This Yin Zhen Yunnan Silver Needle is sometimes called a White Bud Pu-erh tea. The reason for this alternative name is to distinguish this white tea from Yunnan from other counterparts grown elsewhere. The leaves that are used to make this tea are plucked from the same Yunnan trees that are used for producing the region’s numerous pu-erh teas.
Another reason for this tea to be called a White Bud Pu-erh is due to the processing that it undergoes. ‘Normal’ white teas undergo minimal processing, which involves plucking of fresh tea leaves, withering and then, sometimes, drying. This Yin Zhen Yunnan Silver Needle white tea by comparison undergoes processing that is more akin to a young (raw) Sheng Cha (生茶) Pu-erh. So this tea starts life as the young and tender tea leaf shoots that are carefully hand plucked so as to keep the buds intact. They are then withered, pan fried and finally dried in the sun. As the leaves are not dried with hot air, there are still some enzymes present in the tea leaves. This leads to a very slight oxidation during sun drying. So this white tea is actually closer to a Mao Cha (毛茶), which is the loose-leaf form of young Sheng Cha Pu-erh and is the starting point for a pu-erh tea.

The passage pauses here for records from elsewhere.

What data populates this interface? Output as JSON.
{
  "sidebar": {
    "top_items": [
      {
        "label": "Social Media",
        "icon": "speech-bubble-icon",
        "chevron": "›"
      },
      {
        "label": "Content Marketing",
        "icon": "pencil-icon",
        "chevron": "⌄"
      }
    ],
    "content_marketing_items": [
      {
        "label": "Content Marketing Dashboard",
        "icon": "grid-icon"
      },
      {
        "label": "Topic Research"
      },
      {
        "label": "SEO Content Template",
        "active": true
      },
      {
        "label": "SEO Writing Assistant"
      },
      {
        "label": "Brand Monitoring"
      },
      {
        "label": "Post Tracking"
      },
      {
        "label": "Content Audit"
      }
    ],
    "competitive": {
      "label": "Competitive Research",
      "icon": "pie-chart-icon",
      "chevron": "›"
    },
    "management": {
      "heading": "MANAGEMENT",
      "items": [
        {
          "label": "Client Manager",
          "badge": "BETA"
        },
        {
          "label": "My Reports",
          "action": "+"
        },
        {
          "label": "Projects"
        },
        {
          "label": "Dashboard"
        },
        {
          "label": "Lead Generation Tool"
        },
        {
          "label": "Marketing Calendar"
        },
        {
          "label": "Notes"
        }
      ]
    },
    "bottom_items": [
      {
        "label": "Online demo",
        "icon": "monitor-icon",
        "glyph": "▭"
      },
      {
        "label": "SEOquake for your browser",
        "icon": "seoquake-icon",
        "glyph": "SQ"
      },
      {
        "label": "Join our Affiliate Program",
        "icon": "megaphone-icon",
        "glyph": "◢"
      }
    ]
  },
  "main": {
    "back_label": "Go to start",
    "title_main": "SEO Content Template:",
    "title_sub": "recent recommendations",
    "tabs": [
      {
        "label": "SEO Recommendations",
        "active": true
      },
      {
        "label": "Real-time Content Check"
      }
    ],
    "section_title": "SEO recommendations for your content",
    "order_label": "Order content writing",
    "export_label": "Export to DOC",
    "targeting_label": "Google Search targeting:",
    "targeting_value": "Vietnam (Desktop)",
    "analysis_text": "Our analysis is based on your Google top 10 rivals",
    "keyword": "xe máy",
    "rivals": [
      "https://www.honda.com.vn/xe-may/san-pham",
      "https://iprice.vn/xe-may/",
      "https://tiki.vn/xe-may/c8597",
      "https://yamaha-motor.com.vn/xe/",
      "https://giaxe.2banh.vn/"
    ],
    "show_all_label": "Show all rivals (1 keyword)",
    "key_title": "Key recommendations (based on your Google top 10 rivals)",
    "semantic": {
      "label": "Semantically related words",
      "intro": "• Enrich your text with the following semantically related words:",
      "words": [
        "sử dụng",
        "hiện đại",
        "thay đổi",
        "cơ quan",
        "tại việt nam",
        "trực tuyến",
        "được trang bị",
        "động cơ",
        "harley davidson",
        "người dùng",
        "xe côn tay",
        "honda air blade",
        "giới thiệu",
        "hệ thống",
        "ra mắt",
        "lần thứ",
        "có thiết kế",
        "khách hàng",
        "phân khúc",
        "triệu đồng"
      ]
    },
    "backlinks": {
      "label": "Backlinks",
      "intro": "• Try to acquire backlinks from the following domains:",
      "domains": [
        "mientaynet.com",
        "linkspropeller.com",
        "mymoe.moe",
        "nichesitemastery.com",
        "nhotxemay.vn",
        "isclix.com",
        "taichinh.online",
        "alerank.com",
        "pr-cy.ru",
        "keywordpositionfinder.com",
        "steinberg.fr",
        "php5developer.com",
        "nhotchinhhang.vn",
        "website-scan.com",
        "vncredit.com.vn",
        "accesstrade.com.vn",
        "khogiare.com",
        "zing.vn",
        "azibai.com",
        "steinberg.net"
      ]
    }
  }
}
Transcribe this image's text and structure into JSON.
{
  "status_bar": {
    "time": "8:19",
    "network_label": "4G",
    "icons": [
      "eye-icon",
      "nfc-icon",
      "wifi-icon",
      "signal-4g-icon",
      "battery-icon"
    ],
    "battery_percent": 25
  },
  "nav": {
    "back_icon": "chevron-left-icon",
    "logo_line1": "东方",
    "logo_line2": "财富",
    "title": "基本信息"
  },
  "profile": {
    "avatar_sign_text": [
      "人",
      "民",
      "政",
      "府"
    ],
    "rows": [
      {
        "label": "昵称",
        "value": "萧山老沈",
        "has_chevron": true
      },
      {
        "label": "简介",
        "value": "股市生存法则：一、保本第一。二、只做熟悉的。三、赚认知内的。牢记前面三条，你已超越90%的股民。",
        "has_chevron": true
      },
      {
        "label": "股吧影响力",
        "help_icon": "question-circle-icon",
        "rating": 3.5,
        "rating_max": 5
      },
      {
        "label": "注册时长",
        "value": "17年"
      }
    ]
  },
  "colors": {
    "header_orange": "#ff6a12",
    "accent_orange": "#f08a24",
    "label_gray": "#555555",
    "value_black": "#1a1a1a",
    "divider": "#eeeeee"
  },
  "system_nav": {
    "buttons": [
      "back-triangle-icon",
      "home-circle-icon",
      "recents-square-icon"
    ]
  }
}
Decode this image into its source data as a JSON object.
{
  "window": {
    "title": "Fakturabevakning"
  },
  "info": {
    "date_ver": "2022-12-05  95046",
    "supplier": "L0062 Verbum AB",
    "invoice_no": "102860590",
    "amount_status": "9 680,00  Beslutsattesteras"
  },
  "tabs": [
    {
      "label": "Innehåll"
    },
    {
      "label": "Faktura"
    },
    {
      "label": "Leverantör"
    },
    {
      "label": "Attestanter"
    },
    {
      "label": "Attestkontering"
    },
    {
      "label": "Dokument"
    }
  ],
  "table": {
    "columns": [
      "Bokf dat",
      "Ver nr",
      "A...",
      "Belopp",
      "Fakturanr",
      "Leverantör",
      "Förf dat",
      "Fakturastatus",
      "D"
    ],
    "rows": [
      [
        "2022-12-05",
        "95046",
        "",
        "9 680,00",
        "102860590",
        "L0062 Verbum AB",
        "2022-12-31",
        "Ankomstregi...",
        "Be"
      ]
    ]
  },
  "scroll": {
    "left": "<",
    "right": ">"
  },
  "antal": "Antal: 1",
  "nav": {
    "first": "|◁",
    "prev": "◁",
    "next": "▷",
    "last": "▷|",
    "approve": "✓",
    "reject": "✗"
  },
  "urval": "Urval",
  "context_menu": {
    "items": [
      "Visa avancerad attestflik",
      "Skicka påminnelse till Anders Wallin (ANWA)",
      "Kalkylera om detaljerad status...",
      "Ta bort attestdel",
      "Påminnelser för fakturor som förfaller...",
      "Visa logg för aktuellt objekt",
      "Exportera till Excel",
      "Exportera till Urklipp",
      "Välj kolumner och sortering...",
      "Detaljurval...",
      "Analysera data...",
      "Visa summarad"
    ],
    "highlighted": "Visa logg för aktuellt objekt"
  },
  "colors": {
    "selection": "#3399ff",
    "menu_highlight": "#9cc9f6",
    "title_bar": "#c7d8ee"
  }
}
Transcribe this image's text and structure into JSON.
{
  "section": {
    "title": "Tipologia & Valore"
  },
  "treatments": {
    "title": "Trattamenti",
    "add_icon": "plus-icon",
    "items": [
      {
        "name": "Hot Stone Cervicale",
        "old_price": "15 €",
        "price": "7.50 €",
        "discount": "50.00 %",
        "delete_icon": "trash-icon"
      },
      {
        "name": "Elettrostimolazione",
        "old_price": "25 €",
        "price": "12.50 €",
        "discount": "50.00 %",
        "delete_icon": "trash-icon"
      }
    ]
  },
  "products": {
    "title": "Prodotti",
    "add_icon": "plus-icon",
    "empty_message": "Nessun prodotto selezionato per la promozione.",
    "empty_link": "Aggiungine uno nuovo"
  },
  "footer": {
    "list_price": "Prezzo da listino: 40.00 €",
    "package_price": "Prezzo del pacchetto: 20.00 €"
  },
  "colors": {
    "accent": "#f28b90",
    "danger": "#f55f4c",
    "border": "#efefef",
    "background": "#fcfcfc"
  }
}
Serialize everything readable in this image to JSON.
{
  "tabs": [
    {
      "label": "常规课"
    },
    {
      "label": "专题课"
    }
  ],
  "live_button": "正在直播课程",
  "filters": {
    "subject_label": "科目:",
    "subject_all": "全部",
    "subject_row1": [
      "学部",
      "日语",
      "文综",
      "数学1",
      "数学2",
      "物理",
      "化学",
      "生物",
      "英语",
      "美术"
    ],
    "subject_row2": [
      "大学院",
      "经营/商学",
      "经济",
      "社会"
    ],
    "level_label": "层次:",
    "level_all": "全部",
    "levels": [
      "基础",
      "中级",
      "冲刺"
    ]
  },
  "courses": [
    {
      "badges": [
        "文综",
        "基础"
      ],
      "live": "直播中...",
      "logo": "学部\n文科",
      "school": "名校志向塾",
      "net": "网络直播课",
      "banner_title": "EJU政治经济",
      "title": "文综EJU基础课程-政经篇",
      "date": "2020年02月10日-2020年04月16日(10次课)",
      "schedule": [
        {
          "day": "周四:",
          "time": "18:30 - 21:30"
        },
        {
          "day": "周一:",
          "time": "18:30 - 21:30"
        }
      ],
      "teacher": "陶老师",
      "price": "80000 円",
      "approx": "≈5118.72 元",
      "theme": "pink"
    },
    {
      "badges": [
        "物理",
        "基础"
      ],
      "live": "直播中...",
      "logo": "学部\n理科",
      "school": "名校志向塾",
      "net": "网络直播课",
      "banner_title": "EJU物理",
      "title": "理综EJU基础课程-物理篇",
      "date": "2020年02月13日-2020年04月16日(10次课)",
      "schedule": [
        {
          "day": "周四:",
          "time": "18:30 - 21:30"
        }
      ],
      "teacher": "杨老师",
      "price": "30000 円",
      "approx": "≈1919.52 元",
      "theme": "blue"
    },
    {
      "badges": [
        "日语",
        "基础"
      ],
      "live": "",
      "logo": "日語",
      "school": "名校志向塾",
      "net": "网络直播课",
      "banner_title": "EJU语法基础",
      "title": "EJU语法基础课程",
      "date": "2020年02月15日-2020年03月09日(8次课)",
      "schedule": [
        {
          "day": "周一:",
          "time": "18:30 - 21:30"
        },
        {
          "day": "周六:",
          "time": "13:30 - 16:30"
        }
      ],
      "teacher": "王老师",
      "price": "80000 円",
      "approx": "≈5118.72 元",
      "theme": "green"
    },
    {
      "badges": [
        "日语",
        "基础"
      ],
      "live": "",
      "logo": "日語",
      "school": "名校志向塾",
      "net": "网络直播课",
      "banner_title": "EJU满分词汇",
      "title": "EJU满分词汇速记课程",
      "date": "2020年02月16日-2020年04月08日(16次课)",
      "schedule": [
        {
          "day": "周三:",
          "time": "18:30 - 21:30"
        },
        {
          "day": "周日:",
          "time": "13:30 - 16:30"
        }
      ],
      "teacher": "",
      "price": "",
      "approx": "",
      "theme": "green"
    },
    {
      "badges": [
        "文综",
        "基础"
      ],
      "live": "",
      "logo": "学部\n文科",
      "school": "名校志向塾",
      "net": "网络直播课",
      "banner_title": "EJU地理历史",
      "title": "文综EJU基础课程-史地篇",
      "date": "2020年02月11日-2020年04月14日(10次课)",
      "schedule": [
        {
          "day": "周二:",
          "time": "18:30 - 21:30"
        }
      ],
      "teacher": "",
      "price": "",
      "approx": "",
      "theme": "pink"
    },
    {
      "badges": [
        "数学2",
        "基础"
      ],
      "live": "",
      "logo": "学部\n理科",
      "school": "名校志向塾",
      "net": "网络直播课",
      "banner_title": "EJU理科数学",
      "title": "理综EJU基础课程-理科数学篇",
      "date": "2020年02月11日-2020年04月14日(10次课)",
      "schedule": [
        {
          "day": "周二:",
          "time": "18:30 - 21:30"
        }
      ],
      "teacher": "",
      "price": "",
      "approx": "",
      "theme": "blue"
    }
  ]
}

This Yin Zhen Yunnan Silver Needle white tea is grown in Yongde County of Lincang Prefecture, not far from the border with Myanmar. The tender leaves have been carefully hand processed to create neat silver needles. You can see plenty of white ‘hairs’ on this tea, indicating a very high quality of both leaf and processing. The unusual (for a white tea) processing results in a more complex and robust flavour. The pale liquor is sweet, mellow and smooth with no astringency. It has malty and woody notes which are the stand out features of this tea and make it an unusual experience. Our particular featured tasting notes for this tea are those of sandalwood (or other exotic wood) with slight earthy maltiness on the aftertaste.
This tea is best brewed at 80°C for 3-4 minutes according to your taste. This tea should definitely be brewed multiple times, increasing water temperature and steeping time with each next brew if desired. Like with all white teas, you can experiment with lower temperature and longer steeping time as an alternative way of brewing this tea.